The whole listing needs to be returned exactly as it appears.

┄┄┄┄┄┄

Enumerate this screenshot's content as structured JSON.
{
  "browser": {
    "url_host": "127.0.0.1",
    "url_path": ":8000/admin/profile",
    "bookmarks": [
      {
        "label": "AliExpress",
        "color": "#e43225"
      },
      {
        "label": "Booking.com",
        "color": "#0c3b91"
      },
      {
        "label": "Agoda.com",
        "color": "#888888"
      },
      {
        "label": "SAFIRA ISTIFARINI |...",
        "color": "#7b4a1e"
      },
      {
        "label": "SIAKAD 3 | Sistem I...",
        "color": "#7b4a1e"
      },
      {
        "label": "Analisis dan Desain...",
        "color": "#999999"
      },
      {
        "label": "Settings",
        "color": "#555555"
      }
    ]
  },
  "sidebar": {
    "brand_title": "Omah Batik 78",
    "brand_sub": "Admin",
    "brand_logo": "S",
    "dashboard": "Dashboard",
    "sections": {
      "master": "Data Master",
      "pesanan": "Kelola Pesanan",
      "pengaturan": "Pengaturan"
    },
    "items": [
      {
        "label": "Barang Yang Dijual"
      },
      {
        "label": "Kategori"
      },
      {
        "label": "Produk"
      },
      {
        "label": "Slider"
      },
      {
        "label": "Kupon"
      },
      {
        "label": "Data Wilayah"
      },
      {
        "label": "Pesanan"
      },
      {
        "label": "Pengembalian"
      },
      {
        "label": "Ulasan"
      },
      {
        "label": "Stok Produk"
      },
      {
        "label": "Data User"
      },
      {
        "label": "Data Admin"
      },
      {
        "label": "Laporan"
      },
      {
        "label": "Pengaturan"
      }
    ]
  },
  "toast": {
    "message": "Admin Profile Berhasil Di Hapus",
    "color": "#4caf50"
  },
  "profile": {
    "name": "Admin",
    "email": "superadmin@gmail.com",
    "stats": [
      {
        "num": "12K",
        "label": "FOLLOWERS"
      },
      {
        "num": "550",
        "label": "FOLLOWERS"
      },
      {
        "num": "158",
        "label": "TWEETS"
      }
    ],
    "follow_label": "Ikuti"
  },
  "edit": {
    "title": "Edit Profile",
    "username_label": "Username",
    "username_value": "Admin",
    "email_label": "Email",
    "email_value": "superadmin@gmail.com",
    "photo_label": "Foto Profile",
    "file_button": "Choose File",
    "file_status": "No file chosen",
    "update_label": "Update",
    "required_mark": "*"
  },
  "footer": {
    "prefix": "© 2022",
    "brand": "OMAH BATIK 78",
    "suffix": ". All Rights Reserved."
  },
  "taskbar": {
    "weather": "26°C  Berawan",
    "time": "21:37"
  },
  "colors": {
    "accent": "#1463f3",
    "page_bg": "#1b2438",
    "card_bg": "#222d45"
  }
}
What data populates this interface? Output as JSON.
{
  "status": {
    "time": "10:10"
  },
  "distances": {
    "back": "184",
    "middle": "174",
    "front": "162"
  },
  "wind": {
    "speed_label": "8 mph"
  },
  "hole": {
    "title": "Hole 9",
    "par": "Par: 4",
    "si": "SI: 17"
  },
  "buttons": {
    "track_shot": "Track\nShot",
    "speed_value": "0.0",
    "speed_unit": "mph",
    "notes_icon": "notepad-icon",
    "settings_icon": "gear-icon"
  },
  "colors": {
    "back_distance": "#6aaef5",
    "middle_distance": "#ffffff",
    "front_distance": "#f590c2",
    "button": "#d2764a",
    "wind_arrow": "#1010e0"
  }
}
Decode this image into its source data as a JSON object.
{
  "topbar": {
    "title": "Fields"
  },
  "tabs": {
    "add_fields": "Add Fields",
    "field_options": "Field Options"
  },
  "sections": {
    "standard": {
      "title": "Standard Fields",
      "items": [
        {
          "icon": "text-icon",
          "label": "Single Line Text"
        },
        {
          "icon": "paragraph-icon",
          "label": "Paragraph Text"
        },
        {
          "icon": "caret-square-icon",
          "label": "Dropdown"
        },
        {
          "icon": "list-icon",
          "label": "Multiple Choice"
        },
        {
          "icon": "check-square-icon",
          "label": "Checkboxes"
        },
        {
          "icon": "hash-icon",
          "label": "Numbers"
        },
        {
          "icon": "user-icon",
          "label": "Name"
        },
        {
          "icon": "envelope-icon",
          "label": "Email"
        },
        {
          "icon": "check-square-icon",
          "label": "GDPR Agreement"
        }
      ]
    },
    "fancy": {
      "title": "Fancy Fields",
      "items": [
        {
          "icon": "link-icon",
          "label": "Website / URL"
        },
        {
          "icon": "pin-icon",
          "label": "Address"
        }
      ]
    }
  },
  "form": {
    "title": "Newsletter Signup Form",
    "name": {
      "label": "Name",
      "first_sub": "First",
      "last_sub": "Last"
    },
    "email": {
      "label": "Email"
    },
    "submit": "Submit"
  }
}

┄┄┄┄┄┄

## RESPONSE BELOW
Enumerate this screenshot's content as structured JSON.
{
  "browser": {
    "url_host": "127.0.0.1",
    "url_path": ":8000/admin/profile",
    "bookmarks": [
      {
        "label": "AliExpress",
        "color": "#e43225"
      },
      {
        "label": "Booking.com",
        "color": "#0c3b91"
      },
      {
        "label": "Agoda.com",
        "color": "#888888"
      },
      {
        "label": "SAFIRA ISTIFARINI |...",
        "color": "#7b4a1e"
      },
      {
        "label": "SIAKAD 3 | Sistem I...",
        "color": "#7b4a1e"
      },
      {
        "label": "Analisis dan Desain...",
        "color": "#999999"
      },
      {
        "label": "Settings",
        "color": "#555555"
      }
    ]
  },
  "sidebar": {
    "brand_title": "Omah Batik 78",
    "brand_sub": "Admin",
    "brand_logo": "S",
    "dashboard": "Dashboard",
    "sections": {
      "master": "Data Master",
      "pesanan": "Kelola Pesanan",
      "pengaturan": "Pengaturan"
    },
    "items": [
      {
        "label": "Barang Yang Dijual"
      },
      {
        "label": "Kategori"
      },
      {
        "label": "Produk"
      },
      {
        "label": "Slider"
      },
      {
        "label": "Kupon"
      },
      {
        "label": "Data Wilayah"
      },
      {
        "label": "Pesanan"
      },
      {
        "label": "Pengembalian"
      },
      {
        "label": "Ulasan"
      },
      {
        "label": "Stok Produk"
      },
      {
        "label": "Data User"
      },
      {
        "label": "Data Admin"
      },
      {
        "label": "Laporan"
      },
      {
        "label": "Pengaturan"
      }
    ]
  },
  "toast": {
    "message": "Admin Profile Berhasil Di Hapus",
    "color": "#4caf50"
  },
  "profile": {
    "name": "Admin",
    "email": "superadmin@gmail.com",
    "stats": [
      {
        "num": "12K",
        "label": "FOLLOWERS"
      },
      {
        "num": "550",
        "label": "FOLLOWERS"
      },
      {
        "num": "158",
        "label": "TWEETS"
      }
    ],
    "follow_label": "Ikuti"
  },
  "edit": {
    "title": "Edit Profile",
    "username_label": "Username",
    "username_value": "Admin",
    "email_label": "Email",
    "email_value": "superadmin@gmail.com",
    "photo_label": "Foto Profile",
    "file_button": "Choose File",
    "file_status": "No file chosen",
    "update_label": "Update",
    "required_mark": "*"
  },
  "footer": {
    "prefix": "© 2022",
    "brand": "OMAH BATIK 78",
    "suffix": ". All Rights Reserved."
  },
  "taskbar": {
    "weather": "26°C  Berawan",
    "time": "21:37"
  },
  "colors": {
    "accent": "#1463f3",
    "page_bg": "#1b2438",
    "card_bg": "#222d45"
  }
}
What data populates this interface? Output as JSON.
{
  "status": {
    "time": "10:10"
  },
  "distances": {
    "back": "184",
    "middle": "174",
    "front": "162"
  },
  "wind": {
    "speed_label": "8 mph"
  },
  "hole": {
    "title": "Hole 9",
    "par": "Par: 4",
    "si": "SI: 17"
  },
  "buttons": {
    "track_shot": "Track\nShot",
    "speed_value": "0.0",
    "speed_unit": "mph",
    "notes_icon": "notepad-icon",
    "settings_icon": "gear-icon"
  },
  "colors": {
    "back_distance": "#6aaef5",
    "middle_distance": "#ffffff",
    "front_distance": "#f590c2",
    "button": "#d2764a",
    "wind_arrow": "#1010e0"
  }
}
Decode this image into its source data as a JSON object.
{
  "topbar": {
    "title": "Fields"
  },
  "tabs": {
    "add_fields": "Add Fields",
    "field_options": "Field Options"
  },
  "sections": {
    "standard": {
      "title": "Standard Fields",
      "items": [
        {
          "icon": "text-icon",
          "label": "Single Line Text"
        },
        {
          "icon": "paragraph-icon",
          "label": "Paragraph Text"
        },
        {
          "icon": "caret-square-icon",
          "label": "Dropdown"
        },
        {
          "icon": "list-icon",
          "label": "Multiple Choice"
        },
        {
          "icon": "check-square-icon",
          "label": "Checkboxes"
        },
        {
          "icon": "hash-icon",
          "label": "Numbers"
        },
        {
          "icon": "user-icon",
          "label": "Name"
        },
        {
          "icon": "envelope-icon",
          "label": "Email"
        },
        {
          "icon": "check-square-icon",
          "label": "GDPR Agreement"
        }
      ]
    },
    "fancy": {
      "title": "Fancy Fields",
      "items": [
        {
          "icon": "link-icon",
          "label": "Website / URL"
        },
        {
          "icon": "pin-icon",
          "label": "Address"
        }
      ]
    }
  },
  "form": {
    "title": "Newsletter Signup Form",
    "name": {
      "label": "Name",
      "first_sub": "First",
      "last_sub": "Last"
    },
    "email": {
      "label": "Email"
    },
    "submit": "Submit"
  }
}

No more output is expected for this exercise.